* [What is being asked]: Leave the images aside and copy out the whole listing, exact to the word.
Start of Material supplied
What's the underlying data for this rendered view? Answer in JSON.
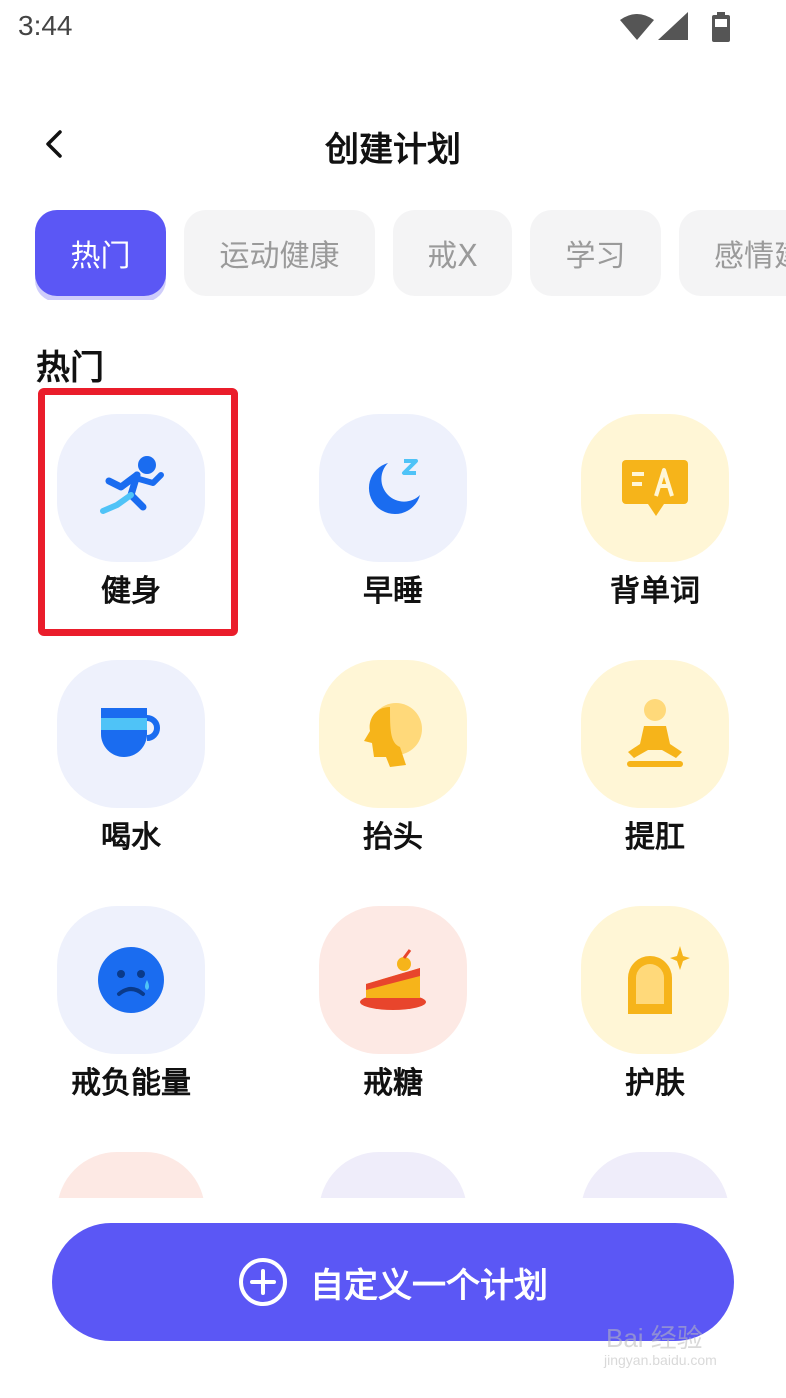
{
  "status_bar": {
    "time": "3:44",
    "icons": [
      "wifi-icon",
      "signal-icon",
      "battery-icon"
    ]
  },
  "header": {
    "title": "创建计划",
    "back_icon": "chevron-left-icon"
  },
  "tabs": [
    {
      "label": "热门",
      "active": true
    },
    {
      "label": "运动健康",
      "active": false
    },
    {
      "label": "戒X",
      "active": false
    },
    {
      "label": "学习",
      "active": false
    },
    {
      "label": "感情建",
      "active": false
    }
  ],
  "section": {
    "title": "热门"
  },
  "items": [
    {
      "label": "健身",
      "icon": "running-person-icon",
      "tint": "blue",
      "highlighted": true
    },
    {
      "label": "早睡",
      "icon": "moon-sleep-icon",
      "tint": "blue"
    },
    {
      "label": "背单词",
      "icon": "translate-card-icon",
      "tint": "yellow"
    },
    {
      "label": "喝水",
      "icon": "cup-icon",
      "tint": "blue"
    },
    {
      "label": "抬头",
      "icon": "head-profile-icon",
      "tint": "yellow"
    },
    {
      "label": "提肛",
      "icon": "meditation-icon",
      "tint": "yellow"
    },
    {
      "label": "戒负能量",
      "icon": "sad-face-icon",
      "tint": "blue"
    },
    {
      "label": "戒糖",
      "icon": "cake-icon",
      "tint": "pink"
    },
    {
      "label": "护肤",
      "icon": "face-sparkle-icon",
      "tint": "yellow"
    }
  ],
  "cta": {
    "label": "自定义一个计划",
    "icon": "plus-circle-icon"
  },
  "watermark": {
    "text": "Bai 经验",
    "sub": "jingyan.baidu.com"
  },
  "colors": {
    "accent": "#5b57f5",
    "highlight": "#ea1d2b",
    "icon_blue": "#1a6cf0",
    "icon_yellow": "#f6b41a"
  }
}
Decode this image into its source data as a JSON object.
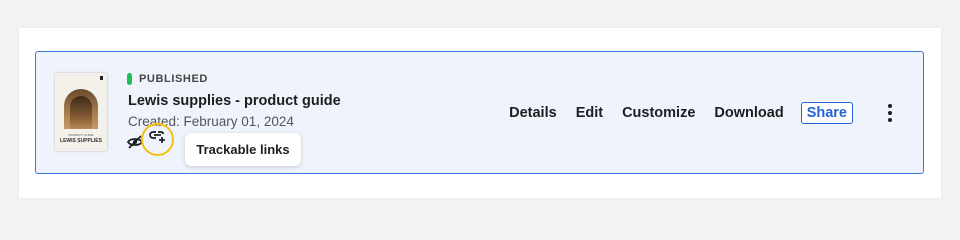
{
  "document": {
    "status": "PUBLISHED",
    "status_color": "#1fbf55",
    "title": "Lewis supplies - product guide",
    "created": "Created: February 01, 2024",
    "thumbnail": {
      "small_text": "PRODUCT GUIDE",
      "brand": "LEWIS SUPPLIES"
    }
  },
  "icons": {
    "visibility": "eye-off-icon",
    "trackable": "link-add-icon",
    "menu": "more-vertical-icon"
  },
  "tooltip": {
    "text": "Trackable links"
  },
  "actions": {
    "details": "Details",
    "edit": "Edit",
    "customize": "Customize",
    "download": "Download",
    "share": "Share"
  },
  "colors": {
    "accent": "#2563d9",
    "card_background": "#eef3fc",
    "highlight": "#f2c012"
  }
}
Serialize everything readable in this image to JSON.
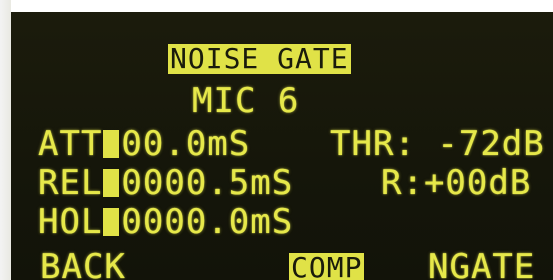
{
  "screen": {
    "title": "NOISE GATE",
    "channel": "MIC 6",
    "attack": {
      "label": "ATT",
      "value": "00.0mS"
    },
    "release": {
      "label": "REL",
      "value": "0000.5mS"
    },
    "hold": {
      "label": "HOL",
      "value": "0000.0mS"
    },
    "threshold": {
      "label": "THR:",
      "value": "-72dB"
    },
    "ratio": {
      "label": "R:",
      "value": "+00dB"
    },
    "softkeys": {
      "back": "BACK",
      "comp": "COMP",
      "ngate": "NGATE"
    }
  },
  "colors": {
    "text": "#e6e84a",
    "background": "#15160a"
  }
}
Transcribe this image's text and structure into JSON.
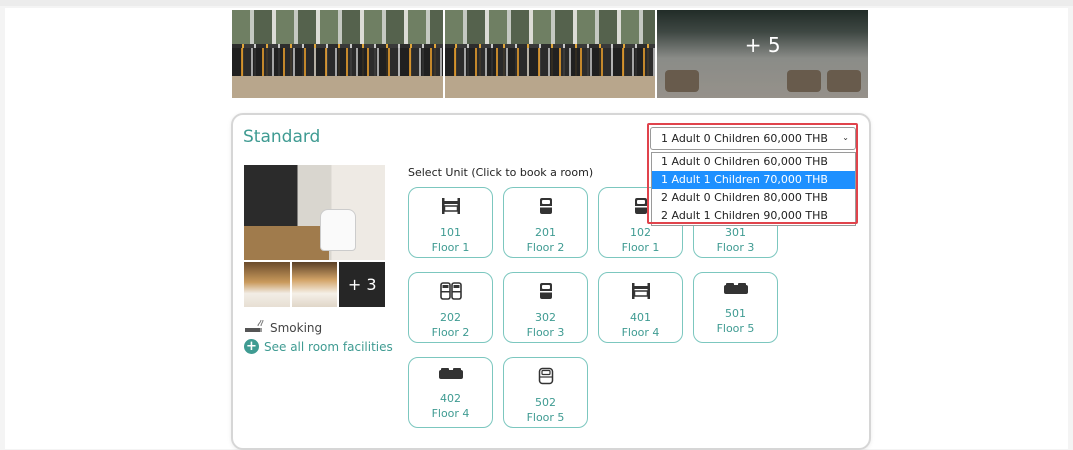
{
  "gallery": {
    "more_count": "+ 5"
  },
  "room": {
    "title": "Standard",
    "more_photos": "+ 3",
    "facility": "Smoking",
    "see_all": "See all room facilities",
    "select_label": "Select Unit (Click to book a room)"
  },
  "units": [
    {
      "number": "101",
      "floor": "Floor 1",
      "icon": "twin-bed-icon"
    },
    {
      "number": "201",
      "floor": "Floor 2",
      "icon": "single-bed-icon"
    },
    {
      "number": "102",
      "floor": "Floor 1",
      "icon": "single-bed-icon"
    },
    {
      "number": "301",
      "floor": "Floor 3",
      "icon": "twin-bed-icon"
    },
    {
      "number": "202",
      "floor": "Floor 2",
      "icon": "two-beds-icon"
    },
    {
      "number": "302",
      "floor": "Floor 3",
      "icon": "single-bed-icon"
    },
    {
      "number": "401",
      "floor": "Floor 4",
      "icon": "twin-bed-icon"
    },
    {
      "number": "501",
      "floor": "Floor 5",
      "icon": "double-bed-icon"
    },
    {
      "number": "402",
      "floor": "Floor 4",
      "icon": "double-bed-icon"
    },
    {
      "number": "502",
      "floor": "Floor 5",
      "icon": "bed-outline-icon"
    }
  ],
  "occupancy_select": {
    "value": "1 Adult 0 Children 60,000 THB",
    "options": [
      "1 Adult 0 Children 60,000 THB",
      "1 Adult 1 Children 70,000 THB",
      "2 Adult 0 Children 80,000 THB",
      "2 Adult 1 Children 90,000 THB"
    ],
    "highlighted_index": 1
  },
  "colors": {
    "accent": "#3f9b92",
    "selected_option": "#1e90ff",
    "highlight_border": "#e0434c"
  }
}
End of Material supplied
* [Solution]:
What's the underlying data for this rendered view? Answer in JSON.
{
  "status_bar": {
    "time": "3:44",
    "icons": [
      "wifi-icon",
      "signal-icon",
      "battery-icon"
    ]
  },
  "header": {
    "title": "创建计划",
    "back_icon": "chevron-left-icon"
  },
  "tabs": [
    {
      "label": "热门",
      "active": true
    },
    {
      "label": "运动健康",
      "active": false
    },
    {
      "label": "戒X",
      "active": false
    },
    {
      "label": "学习",
      "active": false
    },
    {
      "label": "感情建",
      "active": false
    }
  ],
  "section": {
    "title": "热门"
  },
  "items": [
    {
      "label": "健身",
      "icon": "running-person-icon",
      "tint": "blue",
      "highlighted": true
    },
    {
      "label": "早睡",
      "icon": "moon-sleep-icon",
      "tint": "blue"
    },
    {
      "label": "背单词",
      "icon": "translate-card-icon",
      "tint": "yellow"
    },
    {
      "label": "喝水",
      "icon": "cup-icon",
      "tint": "blue"
    },
    {
      "label": "抬头",
      "icon": "head-profile-icon",
      "tint": "yellow"
    },
    {
      "label": "提肛",
      "icon": "meditation-icon",
      "tint": "yellow"
    },
    {
      "label": "戒负能量",
      "icon": "sad-face-icon",
      "tint": "blue"
    },
    {
      "label": "戒糖",
      "icon": "cake-icon",
      "tint": "pink"
    },
    {
      "label": "护肤",
      "icon": "face-sparkle-icon",
      "tint": "yellow"
    }
  ],
  "cta": {
    "label": "自定义一个计划",
    "icon": "plus-circle-icon"
  },
  "watermark": {
    "text": "Bai 经验",
    "sub": "jingyan.baidu.com"
  },
  "colors": {
    "accent": "#5b57f5",
    "highlight": "#ea1d2b",
    "icon_blue": "#1a6cf0",
    "icon_yellow": "#f6b41a"
  }
}
Decode this image into its source data as a JSON object.
{
  "document": {
    "status": "PUBLISHED",
    "status_color": "#1fbf55",
    "title": "Lewis supplies - product guide",
    "created": "Created: February 01, 2024",
    "thumbnail": {
      "small_text": "PRODUCT GUIDE",
      "brand": "LEWIS SUPPLIES"
    }
  },
  "icons": {
    "visibility": "eye-off-icon",
    "trackable": "link-add-icon",
    "menu": "more-vertical-icon"
  },
  "tooltip": {
    "text": "Trackable links"
  },
  "actions": {
    "details": "Details",
    "edit": "Edit",
    "customize": "Customize",
    "download": "Download",
    "share": "Share"
  },
  "colors": {
    "accent": "#2563d9",
    "card_background": "#eef3fc",
    "highlight": "#f2c012"
  }
}
Serialize everything readable in this image to JSON.
{
  "screen": {
    "title": "NOISE GATE",
    "channel": "MIC 6",
    "attack": {
      "label": "ATT",
      "value": "00.0mS"
    },
    "release": {
      "label": "REL",
      "value": "0000.5mS"
    },
    "hold": {
      "label": "HOL",
      "value": "0000.0mS"
    },
    "threshold": {
      "label": "THR:",
      "value": "-72dB"
    },
    "ratio": {
      "label": "R:",
      "value": "+00dB"
    },
    "softkeys": {
      "back": "BACK",
      "comp": "COMP",
      "ngate": "NGATE"
    }
  },
  "colors": {
    "text": "#e6e84a",
    "background": "#15160a"
  }
}
Transcribe this image's text and structure into JSON.
{
  "gallery": {
    "more_count": "+ 5"
  },
  "room": {
    "title": "Standard",
    "more_photos": "+ 3",
    "facility": "Smoking",
    "see_all": "See all room facilities",
    "select_label": "Select Unit (Click to book a room)"
  },
  "units": [
    {
      "number": "101",
      "floor": "Floor 1",
      "icon": "twin-bed-icon"
    },
    {
      "number": "201",
      "floor": "Floor 2",
      "icon": "single-bed-icon"
    },
    {
      "number": "102",
      "floor": "Floor 1",
      "icon": "single-bed-icon"
    },
    {
      "number": "301",
      "floor": "Floor 3",
      "icon": "twin-bed-icon"
    },
    {
      "number": "202",
      "floor": "Floor 2",
      "icon": "two-beds-icon"
    },
    {
      "number": "302",
      "floor": "Floor 3",
      "icon": "single-bed-icon"
    },
    {
      "number": "401",
      "floor": "Floor 4",
      "icon": "twin-bed-icon"
    },
    {
      "number": "501",
      "floor": "Floor 5",
      "icon": "double-bed-icon"
    },
    {
      "number": "402",
      "floor": "Floor 4",
      "icon": "double-bed-icon"
    },
    {
      "number": "502",
      "floor": "Floor 5",
      "icon": "bed-outline-icon"
    }
  ],
  "occupancy_select": {
    "value": "1 Adult 0 Children 60,000 THB",
    "options": [
      "1 Adult 0 Children 60,000 THB",
      "1 Adult 1 Children 70,000 THB",
      "2 Adult 0 Children 80,000 THB",
      "2 Adult 1 Children 90,000 THB"
    ],
    "highlighted_index": 1
  },
  "colors": {
    "accent": "#3f9b92",
    "selected_option": "#1e90ff",
    "highlight_border": "#e0434c"
  }
}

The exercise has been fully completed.